■ **EXERCISE**:
Every line of the listing that contains the word "element" is to be copied out.
■ ■ ■
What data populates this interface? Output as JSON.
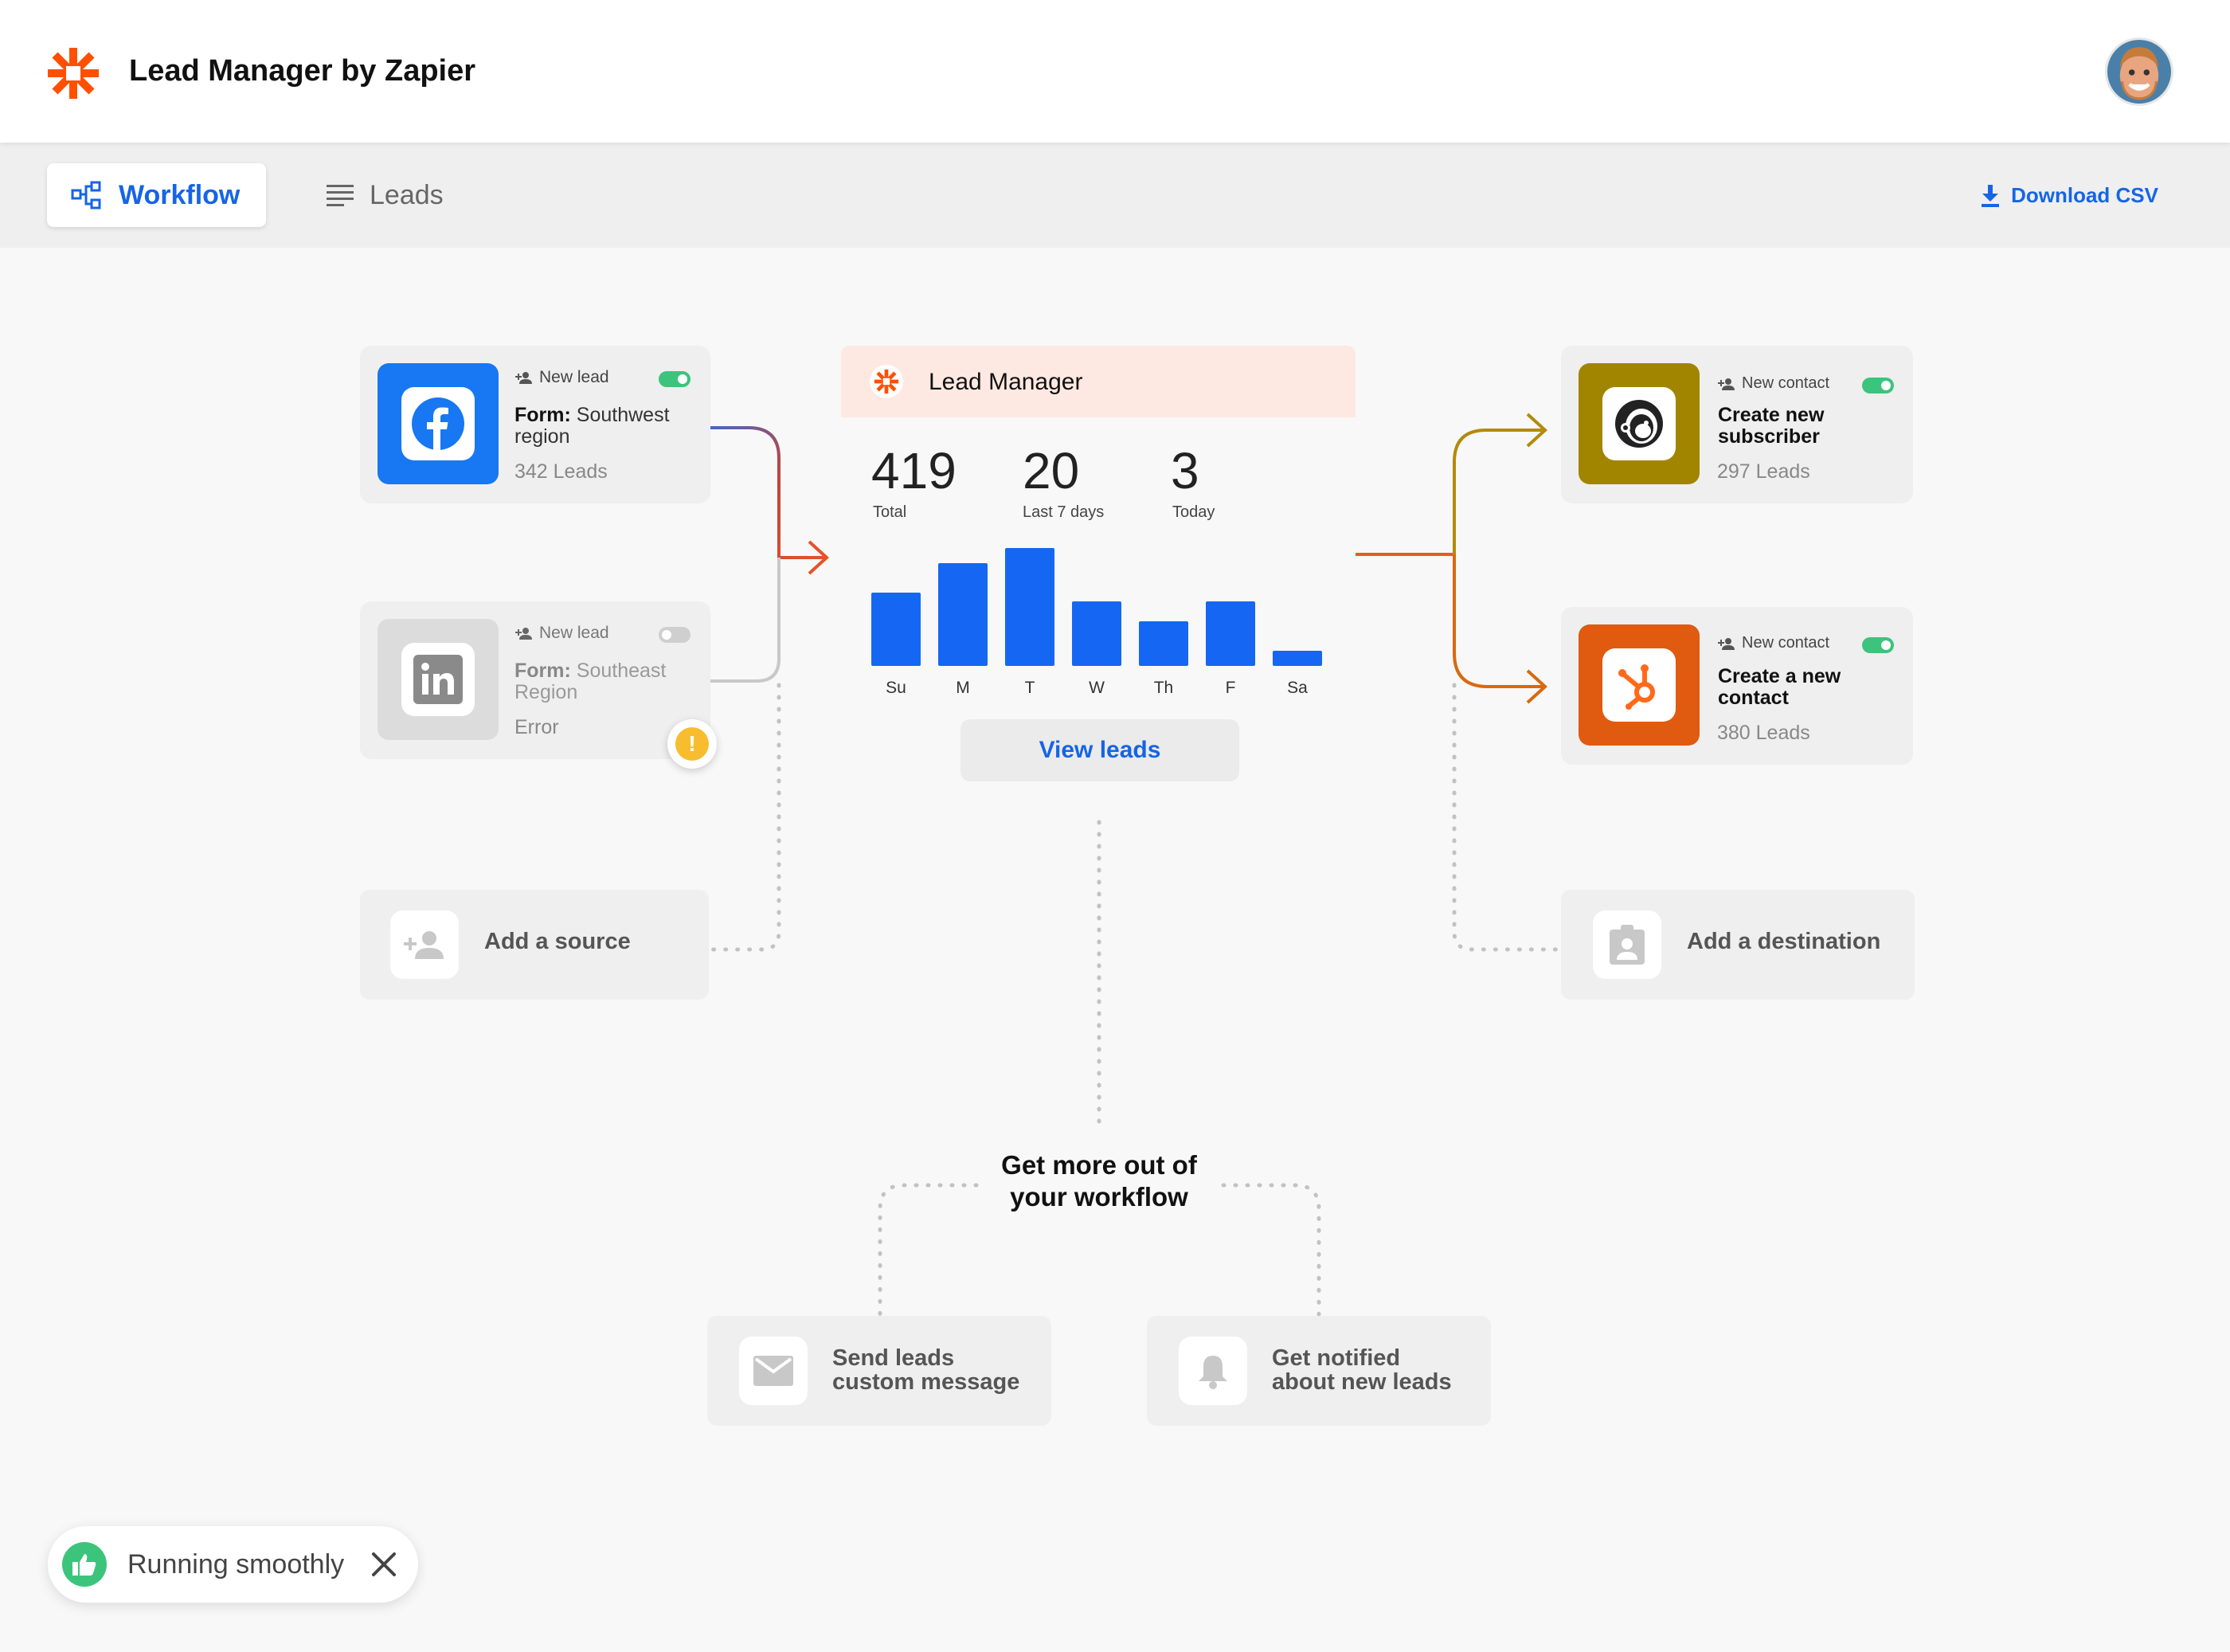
{
  "app": {
    "title": "Lead Manager by Zapier"
  },
  "tabs": {
    "workflow": "Workflow",
    "leads": "Leads",
    "download": "Download CSV"
  },
  "sources": [
    {
      "app": "Facebook",
      "trigger": "New lead",
      "form_label": "Form:",
      "form_value": "Southwest region",
      "status": "342 Leads",
      "enabled": true,
      "color": "#1877f2"
    },
    {
      "app": "LinkedIn",
      "trigger": "New lead",
      "form_label": "Form:",
      "form_value": "Southeast Region",
      "status": "Error",
      "enabled": false,
      "color": "#d0d0d0"
    }
  ],
  "destinations": [
    {
      "app": "Mailchimp",
      "trigger": "New contact",
      "action": "Create new subscriber",
      "status": "297 Leads",
      "enabled": true,
      "color": "#a18500"
    },
    {
      "app": "HubSpot",
      "trigger": "New contact",
      "action": "Create a new contact",
      "status": "380 Leads",
      "enabled": true,
      "color": "#e05a0f"
    }
  ],
  "lead_manager": {
    "title": "Lead Manager",
    "stats": [
      {
        "value": "419",
        "label": "Total"
      },
      {
        "value": "20",
        "label": "Last 7 days"
      },
      {
        "value": "3",
        "label": "Today"
      }
    ],
    "chart_data": {
      "type": "bar",
      "categories": [
        "Su",
        "M",
        "T",
        "W",
        "Th",
        "F",
        "Sa"
      ],
      "values": [
        0.62,
        0.87,
        1.0,
        0.55,
        0.38,
        0.55,
        0.13
      ]
    },
    "view_button": "View leads"
  },
  "add_source": "Add a source",
  "add_destination": "Add a destination",
  "more": {
    "title_line1": "Get more out of",
    "title_line2": "your workflow",
    "send_line1": "Send leads",
    "send_line2": "custom message",
    "notify_line1": "Get notified",
    "notify_line2": "about new leads"
  },
  "toast": {
    "text": "Running smoothly"
  },
  "colors": {
    "accent": "#1565e6",
    "zapier": "#ff4f00",
    "success": "#3cc47c",
    "warning": "#f8bd2f"
  }
}
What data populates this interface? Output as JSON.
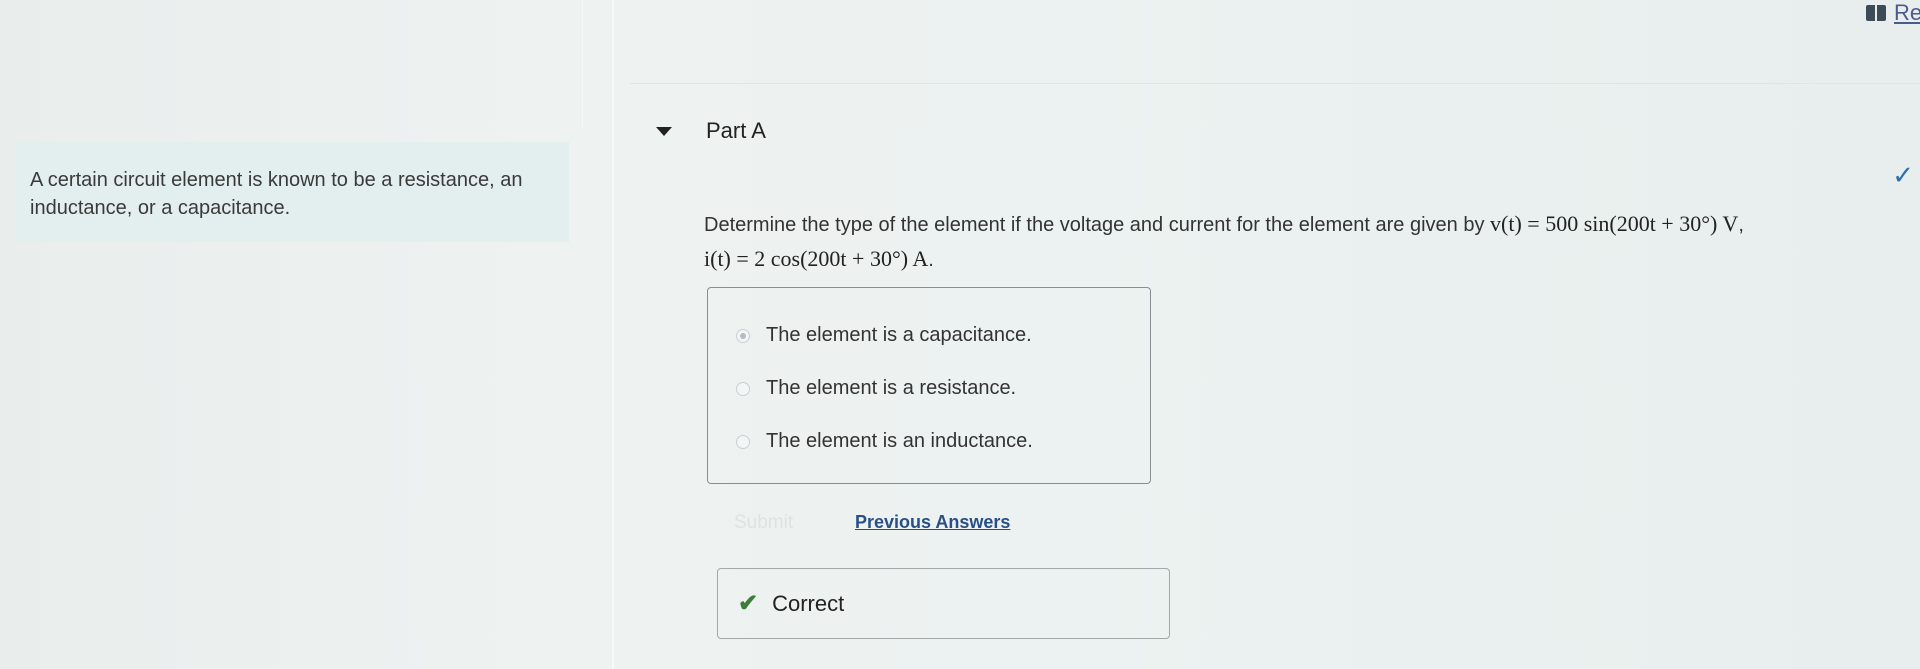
{
  "top_right": {
    "link_label": "Re"
  },
  "intro": {
    "text": "A certain circuit element is known to be a resistance, an inductance, or a capacitance."
  },
  "part": {
    "title": "Part A"
  },
  "question": {
    "text_before": "Determine the type of the element if the voltage and current for the element are given by",
    "voltage_expr": "v(t) = 500 sin(200t + 30°) V",
    "current_expr": "i(t) = 2 cos(200t + 30°) A"
  },
  "options": [
    {
      "label": "The element is a capacitance.",
      "selected": true
    },
    {
      "label": "The element is a resistance.",
      "selected": false
    },
    {
      "label": "The element is an inductance.",
      "selected": false
    }
  ],
  "actions": {
    "submit_label": "Submit",
    "previous_answers_label": "Previous Answers"
  },
  "feedback": {
    "label": "Correct"
  },
  "colors": {
    "correct_green": "#3d7f3a",
    "link_blue": "#2a4f86",
    "check_blue": "#2c6fb0"
  }
}
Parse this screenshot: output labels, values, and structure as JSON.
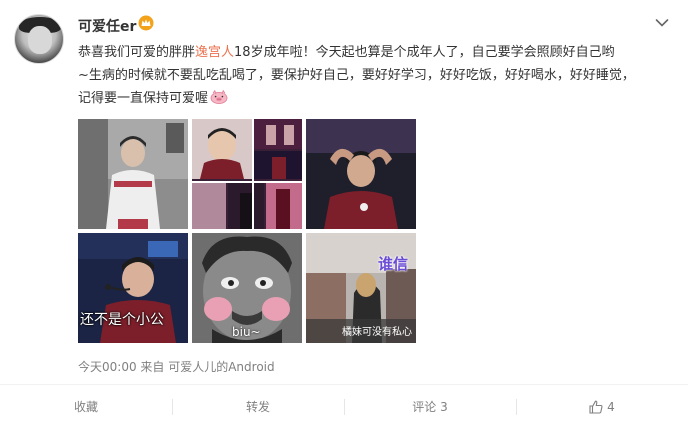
{
  "post": {
    "author": {
      "name": "可爱任er",
      "badge_icon": "crown-icon"
    },
    "text": {
      "line1_pre": "恭喜我们可爱的胖胖",
      "topic": "逸宫人",
      "line1_post": "18岁成年啦！今天起也算是个成年人了，自己要学会照顾好自己哟",
      "line2": "~生病的时候就不要乱吃乱喝了，要保护好自己，要好好学习，好好吃饭，好好喝水，好好睡觉，",
      "line3": "记得要一直保持可爱喔"
    },
    "photos": [
      {
        "name": "photo-1"
      },
      {
        "name": "photo-2"
      },
      {
        "name": "photo-3"
      },
      {
        "name": "photo-4",
        "caption": "还不是个小公"
      },
      {
        "name": "photo-5",
        "caption": "biu~"
      },
      {
        "name": "photo-6",
        "caption_top": "谁信",
        "caption_bottom": "橘妹可没有私心"
      }
    ],
    "meta": "今天00:00 来自 可爱人儿的Android"
  },
  "actions": {
    "favorite": "收藏",
    "repost": "转发",
    "comment": "评论 3",
    "like_count": "4"
  },
  "colors": {
    "topic": "#eb7350",
    "crown": "#f3a21b",
    "jersey_red": "#7c1f2a",
    "muted": "#808080"
  }
}
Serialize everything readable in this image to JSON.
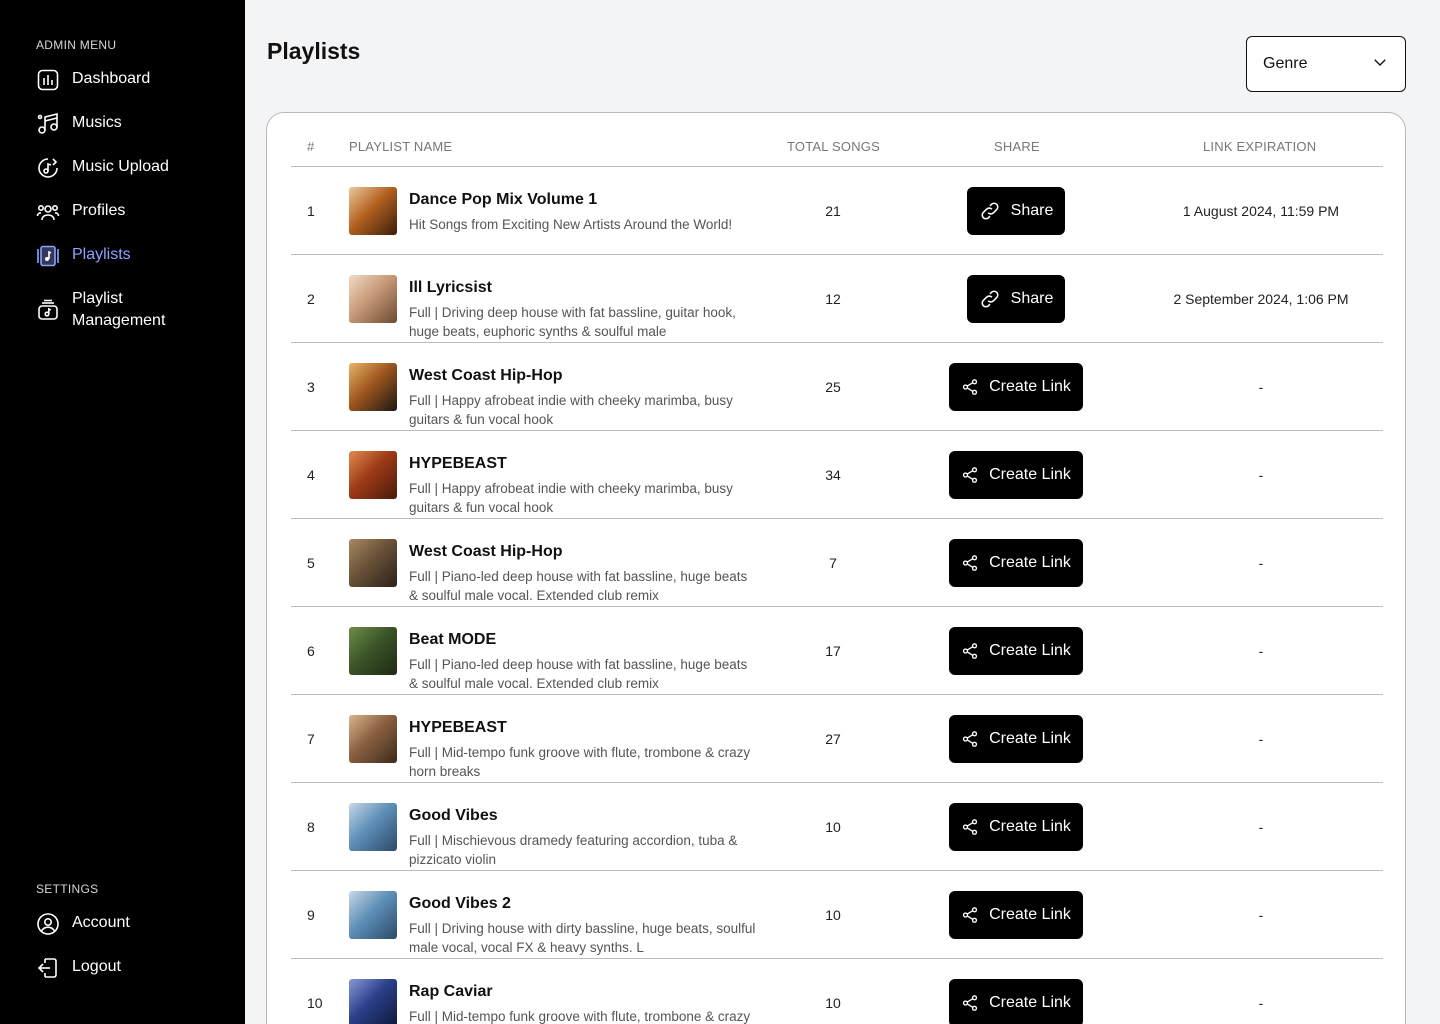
{
  "sidebar": {
    "admin_label": "ADMIN MENU",
    "settings_label": "SETTINGS",
    "items": [
      {
        "label": "Dashboard",
        "icon": "dashboard-icon"
      },
      {
        "label": "Musics",
        "icon": "music-notes-icon"
      },
      {
        "label": "Music Upload",
        "icon": "music-upload-icon"
      },
      {
        "label": "Profiles",
        "icon": "profiles-icon"
      },
      {
        "label": "Playlists",
        "icon": "playlists-icon",
        "active": true
      },
      {
        "label": "Playlist Management",
        "icon": "playlist-management-icon"
      }
    ],
    "settings": [
      {
        "label": "Account",
        "icon": "account-icon"
      },
      {
        "label": "Logout",
        "icon": "logout-icon"
      }
    ],
    "active_color": "#8ea2ff"
  },
  "main": {
    "title": "Playlists",
    "genre_select": {
      "value": "Genre"
    },
    "table": {
      "headers": [
        "#",
        "PLAYLIST NAME",
        "TOTAL SONGS",
        "SHARE",
        "LINK EXPIRATION"
      ],
      "rows": [
        {
          "num": "1",
          "name": "Dance Pop Mix Volume 1",
          "desc": "Hit Songs from Exciting New Artists Around the World!",
          "songs": "21",
          "action": "Share",
          "action_icon": "link-icon",
          "expiry": "1 August 2024, 11:59 PM"
        },
        {
          "num": "2",
          "name": "Ill Lyricsist",
          "desc": "Full | Driving deep house with fat bassline, guitar hook, huge beats, euphoric synths & soulful male",
          "songs": "12",
          "action": "Share",
          "action_icon": "link-icon",
          "expiry": "2 September 2024, 1:06 PM"
        },
        {
          "num": "3",
          "name": "West Coast Hip-Hop",
          "desc": "Full | Happy afrobeat indie with cheeky marimba, busy guitars & fun vocal hook",
          "songs": "25",
          "action": "Create Link",
          "action_icon": "share-nodes-icon",
          "expiry": "-"
        },
        {
          "num": "4",
          "name": "HYPEBEAST",
          "desc": "Full | Happy afrobeat indie with cheeky marimba, busy guitars & fun vocal hook",
          "songs": "34",
          "action": "Create Link",
          "action_icon": "share-nodes-icon",
          "expiry": "-"
        },
        {
          "num": "5",
          "name": "West Coast Hip-Hop",
          "desc": "Full | Piano-led deep house with fat bassline, huge beats & soulful male vocal. Extended club remix",
          "songs": "7",
          "action": "Create Link",
          "action_icon": "share-nodes-icon",
          "expiry": "-"
        },
        {
          "num": "6",
          "name": "Beat MODE",
          "desc": "Full | Piano-led deep house with fat bassline, huge beats & soulful male vocal. Extended club remix",
          "songs": "17",
          "action": "Create Link",
          "action_icon": "share-nodes-icon",
          "expiry": "-"
        },
        {
          "num": "7",
          "name": "HYPEBEAST",
          "desc": "Full | Mid-tempo funk groove with flute, trombone & crazy horn breaks",
          "songs": "27",
          "action": "Create Link",
          "action_icon": "share-nodes-icon",
          "expiry": "-"
        },
        {
          "num": "8",
          "name": "Good Vibes",
          "desc": "Full | Mischievous dramedy featuring accordion, tuba & pizzicato violin",
          "songs": "10",
          "action": "Create Link",
          "action_icon": "share-nodes-icon",
          "expiry": "-"
        },
        {
          "num": "9",
          "name": "Good Vibes 2",
          "desc": "Full | Driving house with dirty bassline, huge beats, soulful male vocal, vocal FX & heavy synths. L",
          "songs": "10",
          "action": "Create Link",
          "action_icon": "share-nodes-icon",
          "expiry": "-"
        },
        {
          "num": "10",
          "name": "Rap Caviar",
          "desc": "Full | Mid-tempo funk groove with flute, trombone & crazy horn breaks",
          "songs": "10",
          "action": "Create Link",
          "action_icon": "share-nodes-icon",
          "expiry": "-"
        }
      ]
    }
  }
}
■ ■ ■
■ **ANSWER TO THE PROBLEM**:
    "text": "A certain circuit element is known to be a resistance, an inductance, or a capacitance."
    "text_before": "Determine the type of the element if the voltage and current for the element are given by",
      "label": "The element is a capacitance.",
      "label": "The element is a resistance.",
      "label": "The element is an inductance.",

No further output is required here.